WHAT THE TASK ASKS
Throughout the material below, how many lines include the string "data"? Reply with only the number.
□ □ □ □
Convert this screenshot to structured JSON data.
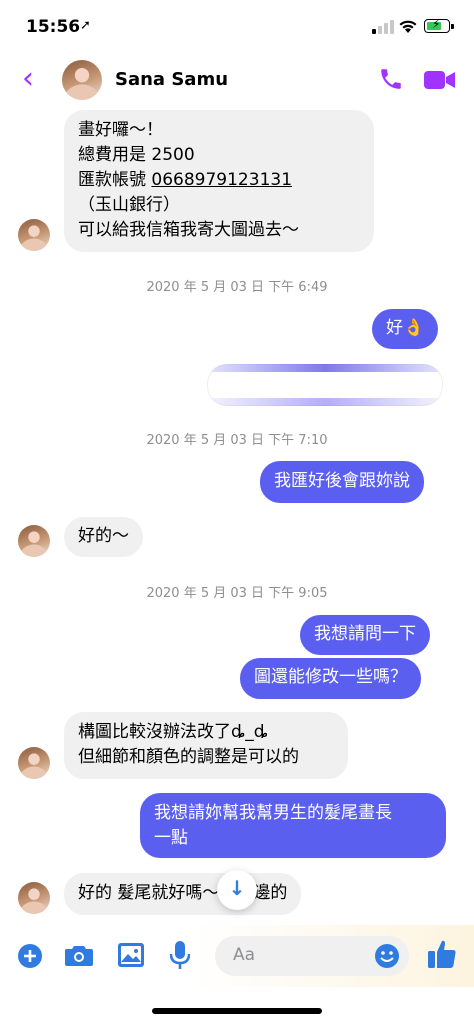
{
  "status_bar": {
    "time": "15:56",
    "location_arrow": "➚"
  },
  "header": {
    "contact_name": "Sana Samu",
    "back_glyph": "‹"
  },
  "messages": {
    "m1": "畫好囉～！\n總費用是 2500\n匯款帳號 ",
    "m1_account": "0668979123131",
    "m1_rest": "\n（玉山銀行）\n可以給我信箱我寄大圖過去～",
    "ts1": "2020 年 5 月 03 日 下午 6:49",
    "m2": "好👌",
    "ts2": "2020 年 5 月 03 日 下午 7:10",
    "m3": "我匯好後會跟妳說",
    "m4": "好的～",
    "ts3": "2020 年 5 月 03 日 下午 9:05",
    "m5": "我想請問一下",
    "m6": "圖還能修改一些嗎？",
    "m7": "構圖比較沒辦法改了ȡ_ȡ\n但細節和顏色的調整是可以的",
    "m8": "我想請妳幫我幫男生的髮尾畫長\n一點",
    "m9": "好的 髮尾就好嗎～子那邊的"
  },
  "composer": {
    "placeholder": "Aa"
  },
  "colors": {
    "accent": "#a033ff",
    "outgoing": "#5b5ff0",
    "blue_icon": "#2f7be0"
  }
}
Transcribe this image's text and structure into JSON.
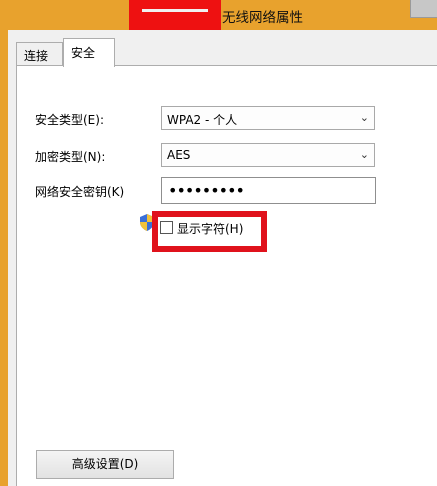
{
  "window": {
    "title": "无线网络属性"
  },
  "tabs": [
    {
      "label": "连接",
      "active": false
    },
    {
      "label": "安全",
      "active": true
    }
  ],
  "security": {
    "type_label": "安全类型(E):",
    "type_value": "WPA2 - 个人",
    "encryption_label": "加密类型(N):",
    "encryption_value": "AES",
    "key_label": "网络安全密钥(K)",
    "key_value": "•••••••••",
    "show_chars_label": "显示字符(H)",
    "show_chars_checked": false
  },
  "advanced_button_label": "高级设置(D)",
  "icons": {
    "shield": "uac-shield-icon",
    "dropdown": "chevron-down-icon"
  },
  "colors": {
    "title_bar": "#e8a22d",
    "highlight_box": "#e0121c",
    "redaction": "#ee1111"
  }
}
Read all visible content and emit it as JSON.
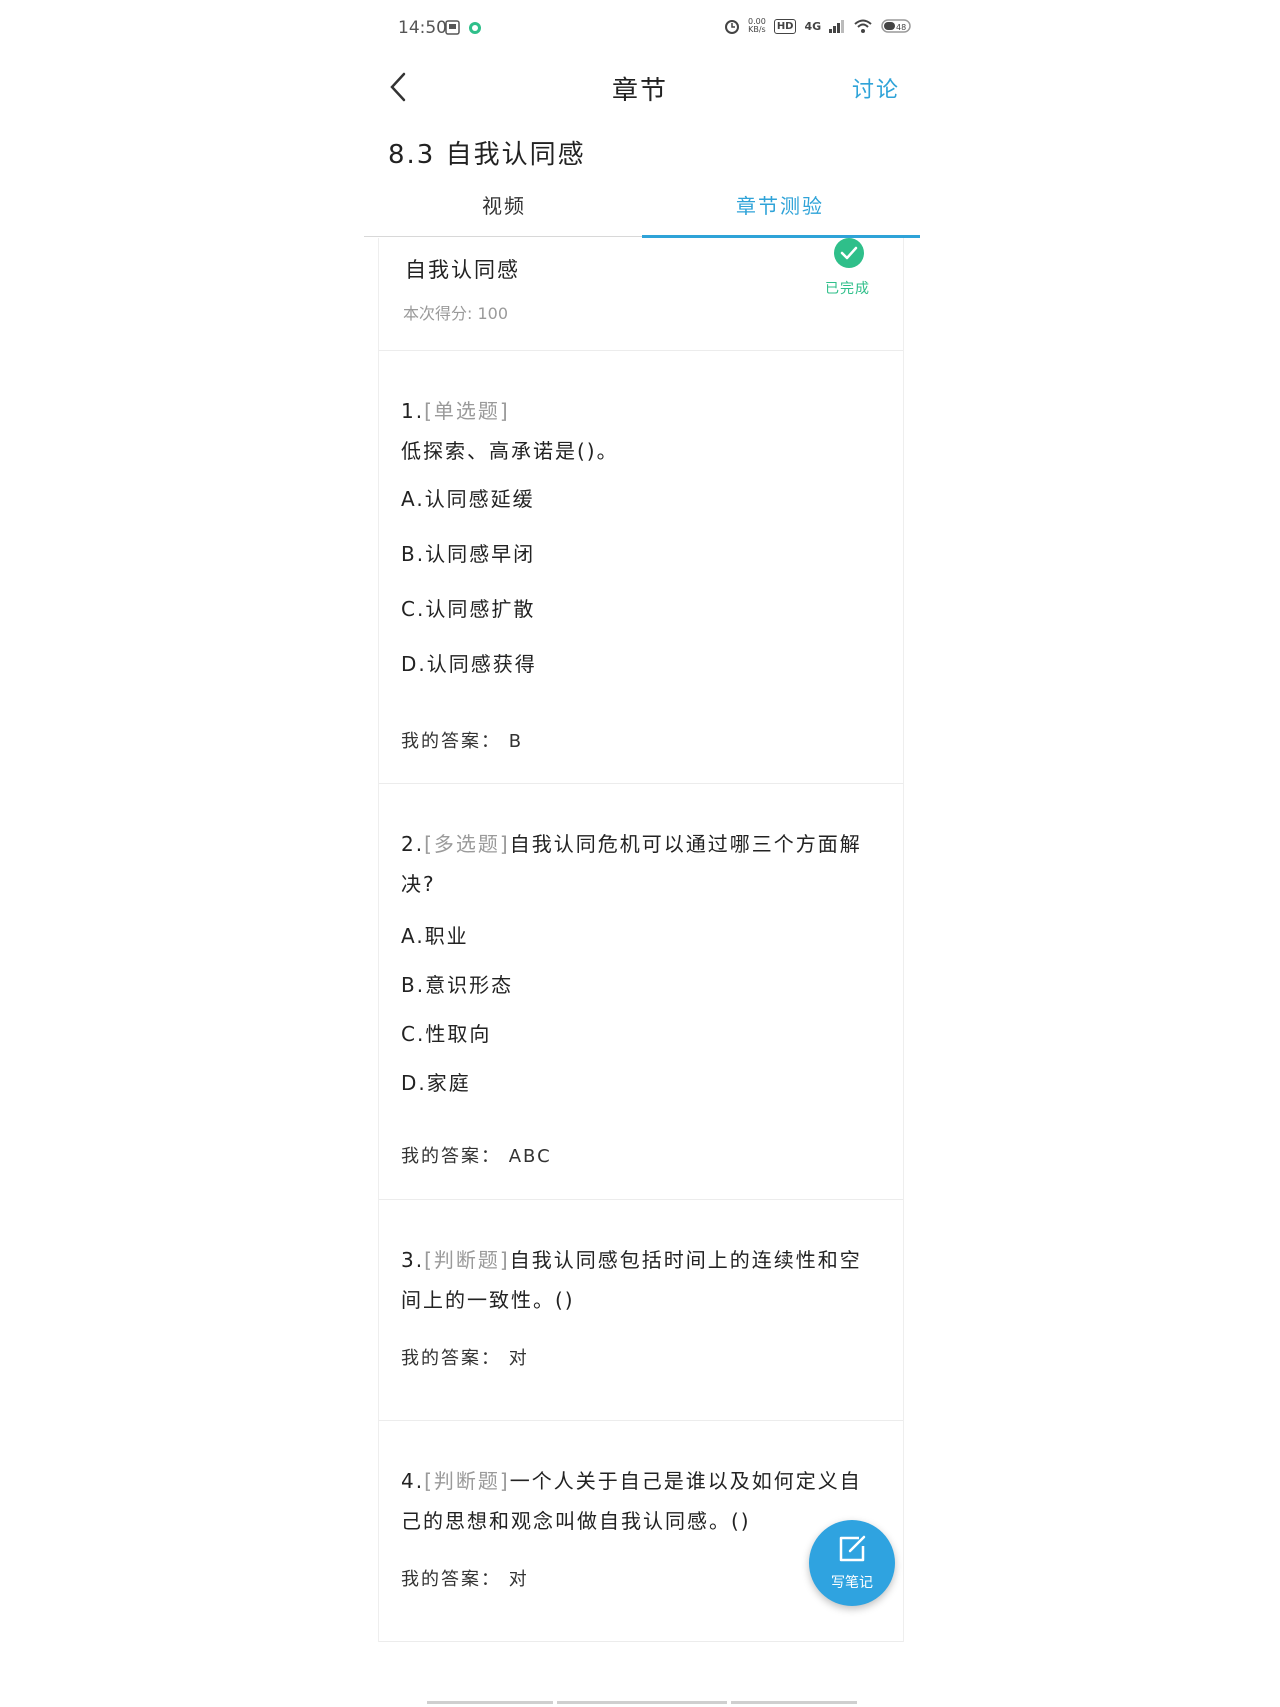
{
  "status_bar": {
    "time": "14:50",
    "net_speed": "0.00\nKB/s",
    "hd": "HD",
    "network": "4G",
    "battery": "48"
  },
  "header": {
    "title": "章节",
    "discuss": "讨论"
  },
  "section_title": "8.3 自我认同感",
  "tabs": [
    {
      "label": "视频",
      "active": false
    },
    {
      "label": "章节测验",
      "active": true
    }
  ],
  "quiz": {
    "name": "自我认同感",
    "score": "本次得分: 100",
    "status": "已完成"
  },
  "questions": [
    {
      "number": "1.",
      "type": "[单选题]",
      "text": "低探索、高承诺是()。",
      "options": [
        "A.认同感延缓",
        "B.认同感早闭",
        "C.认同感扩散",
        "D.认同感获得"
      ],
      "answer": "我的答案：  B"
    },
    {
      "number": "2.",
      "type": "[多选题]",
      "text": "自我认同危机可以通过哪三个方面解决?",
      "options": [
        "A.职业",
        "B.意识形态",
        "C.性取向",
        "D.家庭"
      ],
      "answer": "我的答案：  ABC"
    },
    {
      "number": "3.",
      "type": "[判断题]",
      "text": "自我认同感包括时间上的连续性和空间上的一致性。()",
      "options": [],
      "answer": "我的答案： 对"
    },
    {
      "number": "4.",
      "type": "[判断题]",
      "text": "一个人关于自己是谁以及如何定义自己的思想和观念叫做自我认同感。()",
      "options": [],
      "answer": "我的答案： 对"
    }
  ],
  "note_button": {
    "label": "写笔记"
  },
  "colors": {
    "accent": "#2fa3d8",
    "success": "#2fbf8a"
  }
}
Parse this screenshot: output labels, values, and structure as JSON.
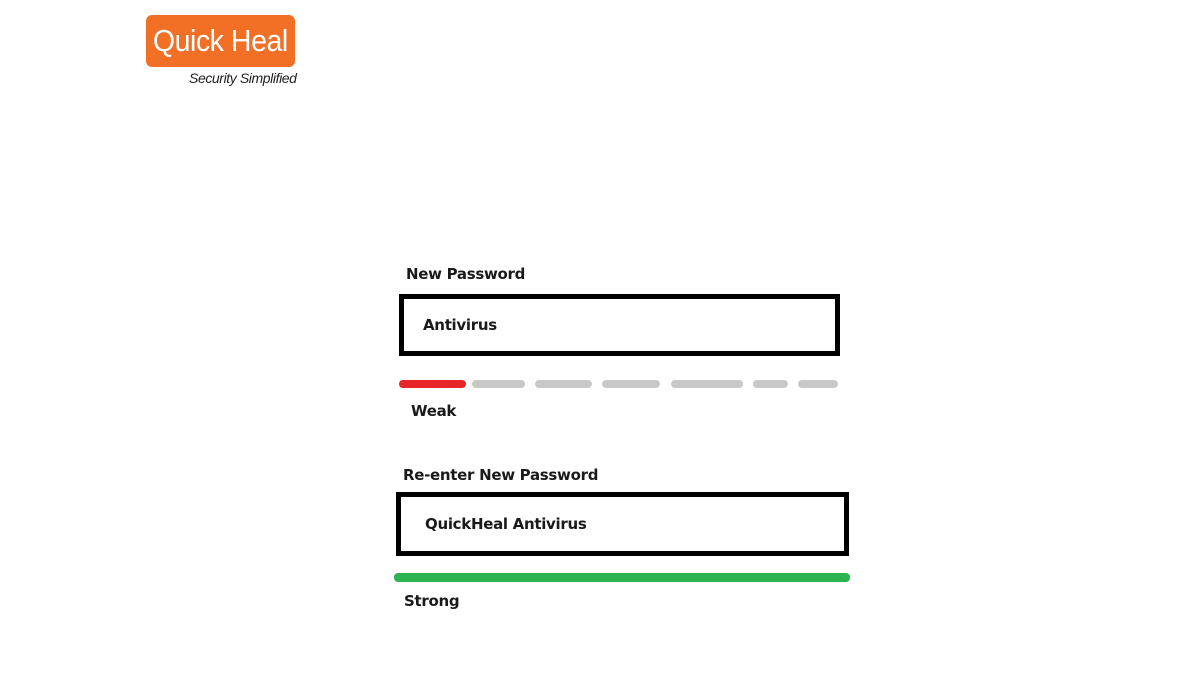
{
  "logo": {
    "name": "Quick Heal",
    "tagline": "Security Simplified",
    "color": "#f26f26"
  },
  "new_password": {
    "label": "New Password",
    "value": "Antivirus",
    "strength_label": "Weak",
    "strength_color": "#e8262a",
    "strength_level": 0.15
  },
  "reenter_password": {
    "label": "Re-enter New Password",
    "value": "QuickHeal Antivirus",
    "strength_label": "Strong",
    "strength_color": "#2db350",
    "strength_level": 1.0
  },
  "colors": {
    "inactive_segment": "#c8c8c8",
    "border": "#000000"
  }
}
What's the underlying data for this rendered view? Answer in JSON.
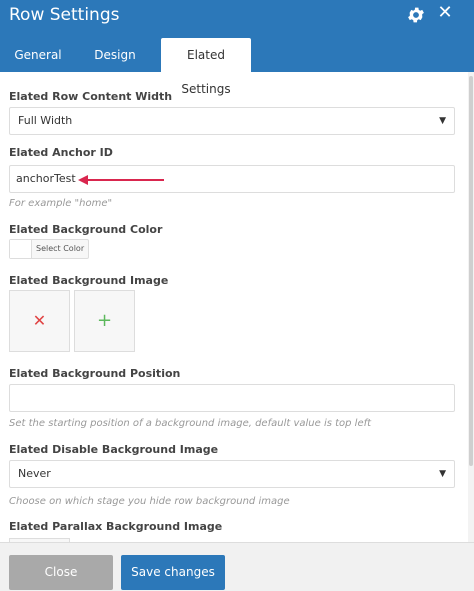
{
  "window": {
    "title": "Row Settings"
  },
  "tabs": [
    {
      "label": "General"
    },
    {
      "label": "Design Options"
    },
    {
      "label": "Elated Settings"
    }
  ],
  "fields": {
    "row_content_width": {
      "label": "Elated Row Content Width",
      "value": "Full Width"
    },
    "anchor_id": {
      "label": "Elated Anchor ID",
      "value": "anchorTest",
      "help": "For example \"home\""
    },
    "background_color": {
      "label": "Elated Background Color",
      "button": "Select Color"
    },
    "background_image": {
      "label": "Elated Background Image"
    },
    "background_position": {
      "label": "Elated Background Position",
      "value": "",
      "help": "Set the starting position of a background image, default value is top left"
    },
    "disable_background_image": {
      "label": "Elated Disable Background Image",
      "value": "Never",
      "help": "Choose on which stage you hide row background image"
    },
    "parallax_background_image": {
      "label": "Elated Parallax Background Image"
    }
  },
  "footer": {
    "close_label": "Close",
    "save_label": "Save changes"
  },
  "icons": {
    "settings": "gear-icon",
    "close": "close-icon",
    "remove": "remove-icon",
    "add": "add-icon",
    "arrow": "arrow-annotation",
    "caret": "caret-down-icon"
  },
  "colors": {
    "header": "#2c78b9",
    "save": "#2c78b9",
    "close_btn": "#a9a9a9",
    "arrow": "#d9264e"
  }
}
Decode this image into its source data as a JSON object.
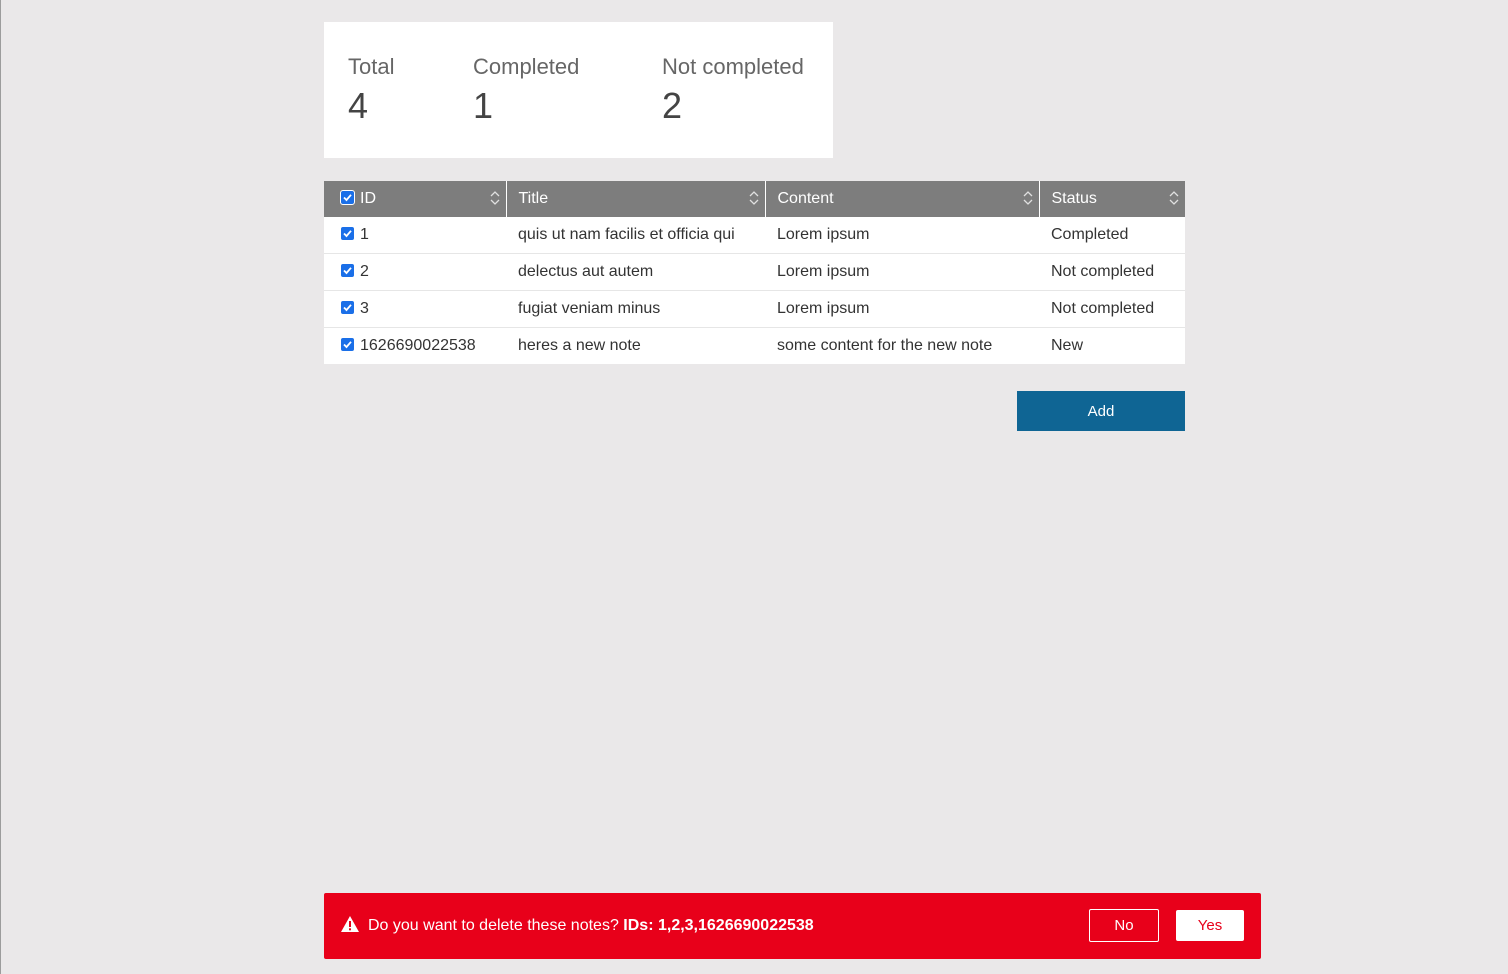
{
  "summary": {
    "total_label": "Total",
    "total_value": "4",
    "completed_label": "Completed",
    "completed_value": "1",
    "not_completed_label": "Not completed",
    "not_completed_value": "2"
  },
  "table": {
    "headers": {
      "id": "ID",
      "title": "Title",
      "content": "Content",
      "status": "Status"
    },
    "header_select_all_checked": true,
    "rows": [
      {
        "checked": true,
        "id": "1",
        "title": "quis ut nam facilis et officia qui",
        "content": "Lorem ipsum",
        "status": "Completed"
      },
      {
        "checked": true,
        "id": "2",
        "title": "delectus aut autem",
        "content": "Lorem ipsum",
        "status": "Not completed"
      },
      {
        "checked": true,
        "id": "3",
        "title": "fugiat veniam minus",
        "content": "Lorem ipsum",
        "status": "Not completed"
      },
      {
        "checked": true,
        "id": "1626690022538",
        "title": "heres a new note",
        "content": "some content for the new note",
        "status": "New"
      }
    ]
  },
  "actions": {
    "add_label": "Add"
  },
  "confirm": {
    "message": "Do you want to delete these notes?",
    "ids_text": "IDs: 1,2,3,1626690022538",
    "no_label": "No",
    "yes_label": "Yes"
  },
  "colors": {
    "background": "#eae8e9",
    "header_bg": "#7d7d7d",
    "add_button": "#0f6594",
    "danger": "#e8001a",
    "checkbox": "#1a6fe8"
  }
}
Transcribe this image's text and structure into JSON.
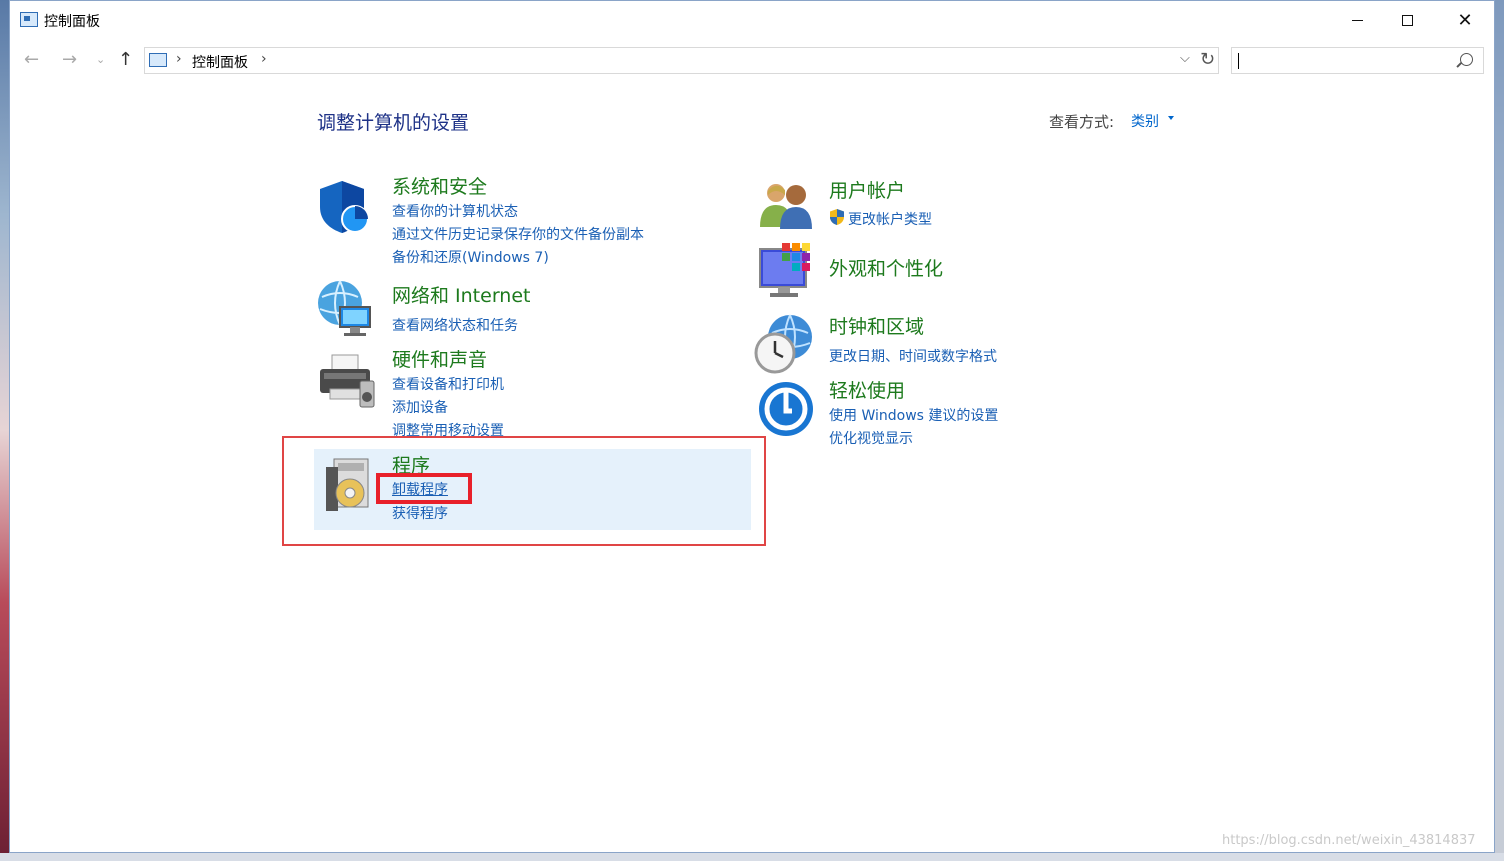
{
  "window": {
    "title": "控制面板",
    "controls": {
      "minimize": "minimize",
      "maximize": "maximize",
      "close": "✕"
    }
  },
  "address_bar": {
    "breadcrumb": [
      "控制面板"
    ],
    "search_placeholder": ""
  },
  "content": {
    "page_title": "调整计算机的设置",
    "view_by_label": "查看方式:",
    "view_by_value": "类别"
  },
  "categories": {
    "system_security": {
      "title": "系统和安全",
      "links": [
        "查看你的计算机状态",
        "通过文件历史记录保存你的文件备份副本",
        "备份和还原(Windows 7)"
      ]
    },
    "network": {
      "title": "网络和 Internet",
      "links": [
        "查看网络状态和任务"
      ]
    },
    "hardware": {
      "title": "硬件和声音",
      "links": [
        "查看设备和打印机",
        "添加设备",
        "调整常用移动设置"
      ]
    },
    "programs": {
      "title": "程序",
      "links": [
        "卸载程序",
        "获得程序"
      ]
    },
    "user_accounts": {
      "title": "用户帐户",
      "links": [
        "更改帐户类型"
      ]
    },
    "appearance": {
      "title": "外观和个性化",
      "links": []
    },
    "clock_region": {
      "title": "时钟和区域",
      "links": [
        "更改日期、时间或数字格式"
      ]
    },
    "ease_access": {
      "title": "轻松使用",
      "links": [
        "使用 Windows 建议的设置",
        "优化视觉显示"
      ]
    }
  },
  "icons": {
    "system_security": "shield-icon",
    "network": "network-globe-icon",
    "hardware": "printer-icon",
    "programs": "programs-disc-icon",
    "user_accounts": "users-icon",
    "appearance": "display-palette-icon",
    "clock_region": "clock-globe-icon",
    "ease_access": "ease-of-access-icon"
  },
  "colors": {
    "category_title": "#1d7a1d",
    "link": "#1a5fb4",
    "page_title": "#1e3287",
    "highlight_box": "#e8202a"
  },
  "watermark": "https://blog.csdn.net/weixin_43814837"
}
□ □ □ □
PROBLEM SOLUTION
3